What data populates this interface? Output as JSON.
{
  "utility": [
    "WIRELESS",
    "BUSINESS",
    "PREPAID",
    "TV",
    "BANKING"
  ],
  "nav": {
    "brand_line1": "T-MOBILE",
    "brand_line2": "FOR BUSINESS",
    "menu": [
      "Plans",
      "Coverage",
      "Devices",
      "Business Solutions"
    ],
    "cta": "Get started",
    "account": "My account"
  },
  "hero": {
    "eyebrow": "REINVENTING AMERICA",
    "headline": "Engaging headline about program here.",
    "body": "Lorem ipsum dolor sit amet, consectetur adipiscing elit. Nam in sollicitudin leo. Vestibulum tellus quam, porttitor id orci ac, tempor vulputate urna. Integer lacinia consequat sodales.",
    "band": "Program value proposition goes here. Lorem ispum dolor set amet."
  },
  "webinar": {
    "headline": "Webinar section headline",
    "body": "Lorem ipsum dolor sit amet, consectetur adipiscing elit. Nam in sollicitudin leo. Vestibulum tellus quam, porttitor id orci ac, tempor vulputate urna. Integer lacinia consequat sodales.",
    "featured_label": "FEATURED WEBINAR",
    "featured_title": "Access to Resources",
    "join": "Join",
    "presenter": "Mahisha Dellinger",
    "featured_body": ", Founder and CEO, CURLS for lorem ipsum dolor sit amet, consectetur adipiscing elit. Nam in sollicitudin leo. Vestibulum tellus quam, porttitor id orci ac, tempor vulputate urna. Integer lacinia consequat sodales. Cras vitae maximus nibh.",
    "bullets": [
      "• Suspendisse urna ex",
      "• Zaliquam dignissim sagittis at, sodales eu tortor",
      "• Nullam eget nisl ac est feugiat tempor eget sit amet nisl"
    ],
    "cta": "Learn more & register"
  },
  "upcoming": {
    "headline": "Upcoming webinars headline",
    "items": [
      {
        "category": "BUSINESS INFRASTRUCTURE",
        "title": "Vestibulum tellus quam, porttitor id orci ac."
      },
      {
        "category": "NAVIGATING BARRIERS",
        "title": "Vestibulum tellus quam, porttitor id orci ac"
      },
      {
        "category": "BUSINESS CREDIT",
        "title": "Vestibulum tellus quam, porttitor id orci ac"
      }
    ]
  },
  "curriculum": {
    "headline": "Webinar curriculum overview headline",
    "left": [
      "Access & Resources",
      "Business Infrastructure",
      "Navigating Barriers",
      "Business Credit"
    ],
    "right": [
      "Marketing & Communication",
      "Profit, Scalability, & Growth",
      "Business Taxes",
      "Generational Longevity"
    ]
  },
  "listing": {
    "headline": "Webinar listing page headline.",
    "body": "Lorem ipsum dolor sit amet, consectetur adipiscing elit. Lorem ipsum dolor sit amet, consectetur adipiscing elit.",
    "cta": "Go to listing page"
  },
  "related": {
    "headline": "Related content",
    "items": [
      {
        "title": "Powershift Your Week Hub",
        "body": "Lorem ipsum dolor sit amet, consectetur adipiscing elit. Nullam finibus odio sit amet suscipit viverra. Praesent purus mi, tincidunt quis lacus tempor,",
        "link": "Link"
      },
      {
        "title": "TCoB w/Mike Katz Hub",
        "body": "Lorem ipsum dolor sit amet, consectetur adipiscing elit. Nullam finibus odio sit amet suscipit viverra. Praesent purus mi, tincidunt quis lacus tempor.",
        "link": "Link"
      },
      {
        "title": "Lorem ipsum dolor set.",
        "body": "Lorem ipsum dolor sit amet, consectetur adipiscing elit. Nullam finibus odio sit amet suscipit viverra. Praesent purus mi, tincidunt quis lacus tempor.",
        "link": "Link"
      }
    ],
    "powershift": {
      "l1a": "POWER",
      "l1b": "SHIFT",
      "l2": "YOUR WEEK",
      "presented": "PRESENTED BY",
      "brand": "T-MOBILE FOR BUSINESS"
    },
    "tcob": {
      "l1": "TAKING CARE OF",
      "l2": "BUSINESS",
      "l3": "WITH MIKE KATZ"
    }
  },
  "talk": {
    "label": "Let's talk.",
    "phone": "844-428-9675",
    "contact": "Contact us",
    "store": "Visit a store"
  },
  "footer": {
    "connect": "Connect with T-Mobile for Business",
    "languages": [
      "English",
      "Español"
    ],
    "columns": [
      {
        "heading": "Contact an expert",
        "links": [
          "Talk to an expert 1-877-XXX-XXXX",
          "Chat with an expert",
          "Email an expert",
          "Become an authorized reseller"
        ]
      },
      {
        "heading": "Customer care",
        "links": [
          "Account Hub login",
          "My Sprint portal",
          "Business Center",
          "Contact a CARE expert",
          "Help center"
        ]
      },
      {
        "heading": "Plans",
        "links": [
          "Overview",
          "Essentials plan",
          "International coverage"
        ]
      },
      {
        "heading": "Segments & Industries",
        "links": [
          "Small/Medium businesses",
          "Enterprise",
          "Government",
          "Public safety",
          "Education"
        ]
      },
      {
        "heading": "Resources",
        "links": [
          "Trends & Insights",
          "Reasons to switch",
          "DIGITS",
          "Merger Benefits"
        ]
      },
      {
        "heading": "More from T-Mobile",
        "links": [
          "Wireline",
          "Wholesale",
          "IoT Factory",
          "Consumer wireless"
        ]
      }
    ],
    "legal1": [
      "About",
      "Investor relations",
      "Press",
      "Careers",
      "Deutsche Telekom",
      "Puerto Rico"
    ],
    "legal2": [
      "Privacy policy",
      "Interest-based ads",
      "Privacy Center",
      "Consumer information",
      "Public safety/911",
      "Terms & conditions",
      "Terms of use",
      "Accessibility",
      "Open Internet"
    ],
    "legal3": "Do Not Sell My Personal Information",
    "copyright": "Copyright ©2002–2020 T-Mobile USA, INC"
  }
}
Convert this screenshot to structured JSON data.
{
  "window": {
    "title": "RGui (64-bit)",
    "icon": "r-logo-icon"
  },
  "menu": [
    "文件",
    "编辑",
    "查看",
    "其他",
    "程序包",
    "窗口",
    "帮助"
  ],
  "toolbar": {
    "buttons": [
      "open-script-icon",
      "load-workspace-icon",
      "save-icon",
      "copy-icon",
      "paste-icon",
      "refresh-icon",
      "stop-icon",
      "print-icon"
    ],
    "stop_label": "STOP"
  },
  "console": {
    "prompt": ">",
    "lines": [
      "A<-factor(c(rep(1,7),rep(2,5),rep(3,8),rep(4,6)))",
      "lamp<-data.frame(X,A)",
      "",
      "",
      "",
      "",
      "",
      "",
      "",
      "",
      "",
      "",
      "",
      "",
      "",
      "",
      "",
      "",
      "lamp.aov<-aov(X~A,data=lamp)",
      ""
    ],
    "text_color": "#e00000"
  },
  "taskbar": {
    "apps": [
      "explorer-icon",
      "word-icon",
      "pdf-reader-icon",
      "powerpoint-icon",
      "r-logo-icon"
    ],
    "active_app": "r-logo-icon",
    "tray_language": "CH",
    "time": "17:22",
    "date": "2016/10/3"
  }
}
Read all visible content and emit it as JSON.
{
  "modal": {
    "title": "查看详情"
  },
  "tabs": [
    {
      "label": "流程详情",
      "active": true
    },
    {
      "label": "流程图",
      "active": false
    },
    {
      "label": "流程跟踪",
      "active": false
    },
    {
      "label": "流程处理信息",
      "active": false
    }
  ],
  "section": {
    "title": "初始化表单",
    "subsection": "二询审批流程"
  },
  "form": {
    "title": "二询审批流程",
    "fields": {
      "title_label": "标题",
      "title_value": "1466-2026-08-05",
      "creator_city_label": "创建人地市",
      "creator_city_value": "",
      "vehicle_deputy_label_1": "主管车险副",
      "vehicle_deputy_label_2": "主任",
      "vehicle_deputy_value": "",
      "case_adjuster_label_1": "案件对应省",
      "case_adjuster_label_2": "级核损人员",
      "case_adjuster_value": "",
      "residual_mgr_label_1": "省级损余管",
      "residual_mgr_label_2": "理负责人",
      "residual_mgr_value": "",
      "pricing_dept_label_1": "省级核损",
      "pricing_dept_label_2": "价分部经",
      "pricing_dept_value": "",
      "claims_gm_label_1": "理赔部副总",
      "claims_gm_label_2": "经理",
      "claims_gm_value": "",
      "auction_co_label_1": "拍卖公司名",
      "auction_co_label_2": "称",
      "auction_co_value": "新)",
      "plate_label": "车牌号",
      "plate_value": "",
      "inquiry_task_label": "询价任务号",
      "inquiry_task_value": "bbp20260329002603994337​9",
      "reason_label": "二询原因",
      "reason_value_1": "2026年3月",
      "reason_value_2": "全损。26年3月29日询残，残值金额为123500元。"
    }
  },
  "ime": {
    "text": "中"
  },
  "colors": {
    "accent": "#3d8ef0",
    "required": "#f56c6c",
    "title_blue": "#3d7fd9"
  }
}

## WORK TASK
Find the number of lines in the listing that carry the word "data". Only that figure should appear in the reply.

## SOLUTION TO THIS PROBLEM
4